Will this culture survive in the long run? It may be too early to tell, given that the company was only founded in 1998. The founders emphasized that their initial public offering (IPO) would not change their culture and they would not introduce more rules or change the way things are done in Google to please Wall Street. But can a public corporation really act like a start-up? Can a global giant facing scrutiny on issues including privacy, copyright, and censorship maintain its culture rooted in its days in a Palo Alto garage? Larry Page is quoted as saying, “We have a mantra: don’t be evil, which is to do the best things we know how for our users, for our customers, for everyone. So I think if we were known for that, it would be a wonderful thing.”

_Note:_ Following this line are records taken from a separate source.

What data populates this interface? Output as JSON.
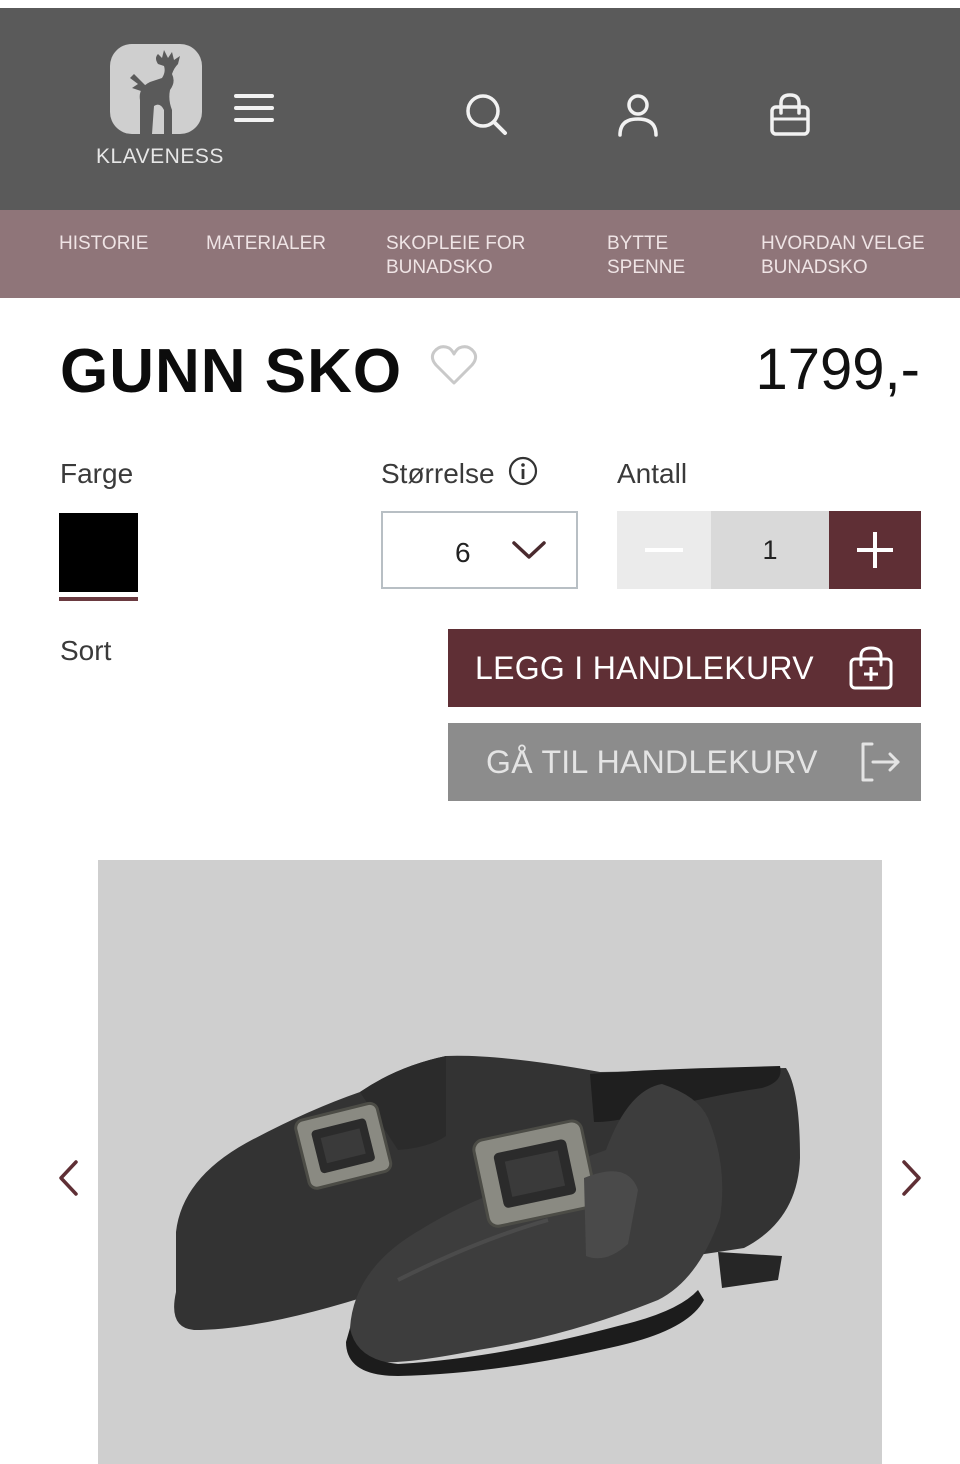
{
  "brand": {
    "name": "KLAVENESS"
  },
  "header": {
    "icons": [
      "deer-logo-icon",
      "menu-icon",
      "search-icon",
      "user-icon",
      "shopping-bag-icon"
    ]
  },
  "subnav": {
    "items": [
      {
        "line1": "HISTORIE",
        "line2": ""
      },
      {
        "line1": "MATERIALER",
        "line2": ""
      },
      {
        "line1": "SKOPLEIE FOR",
        "line2": "BUNADSKO"
      },
      {
        "line1": "BYTTE",
        "line2": "SPENNE"
      },
      {
        "line1": "HVORDAN VELGE",
        "line2": "BUNADSKO"
      }
    ]
  },
  "product": {
    "title": "GUNN SKO",
    "price": "1799,-",
    "color_label": "Farge",
    "color_name": "Sort",
    "color_hex": "#000000",
    "size_label": "Størrelse",
    "size_value": "6",
    "qty_label": "Antall",
    "qty_value": "1"
  },
  "actions": {
    "add_to_cart": "LEGG I HANDLEKURV",
    "go_to_cart": "GÅ TIL HANDLEKURV"
  },
  "colors": {
    "header_bg": "#5a5a5a",
    "subnav_bg": "#8f7579",
    "accent": "#5f2f35",
    "secondary_button": "#8c8c8c",
    "gallery_bg": "#cfcfcf"
  }
}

Based on information from Elgin, B., Hof, R. D., & Greene, J. (2005, August 8). Revenge of the nerds—again. BusinessWeek. Retrieved April 30, 2010, from http://www.businessweek.com/technology/content/jul2005/tc20050728 _5127_tc024.htm; Hardy, Q. (2005, November 14). Google thinks small. Forbes, 176(10); Lashinky, A. (2006, October 2). Chaos by design. Fortune, 154(7); Mangalindan, M. (2004, March 29). The grownup at Google: How Eric Schmidt imposed better management tactics but didn’t stifle search giant. Wall Street Journal, p. B1; Lohr, S. (2005, December 5). At Google, cube culture has new rules. New York Times. Retrieved April 30, 2010, from http://www.nytimes.com/2005/12/05/technology/05google.html; Schoeneman, D. (2006, December 31). Can Google come out to play? New York Times. Retrieved April 30, 2010, from http://www.nytimes.com/2006/12/31/fashion/31google.html; Warner, M. (2004, June). What your company can learn from Google. Business 2.0, 5(5).
- Do you think Google’s decision-making culture will help or hurt Google in the long run?
- What are the factors responsible for the specific culture that exists in Google?
- What type of decision-making approach has Google taken? Do you think this will remain the same over time? Why or why not?
- Do you see any challenges Google may face in the future because of its emphasis on risk taking?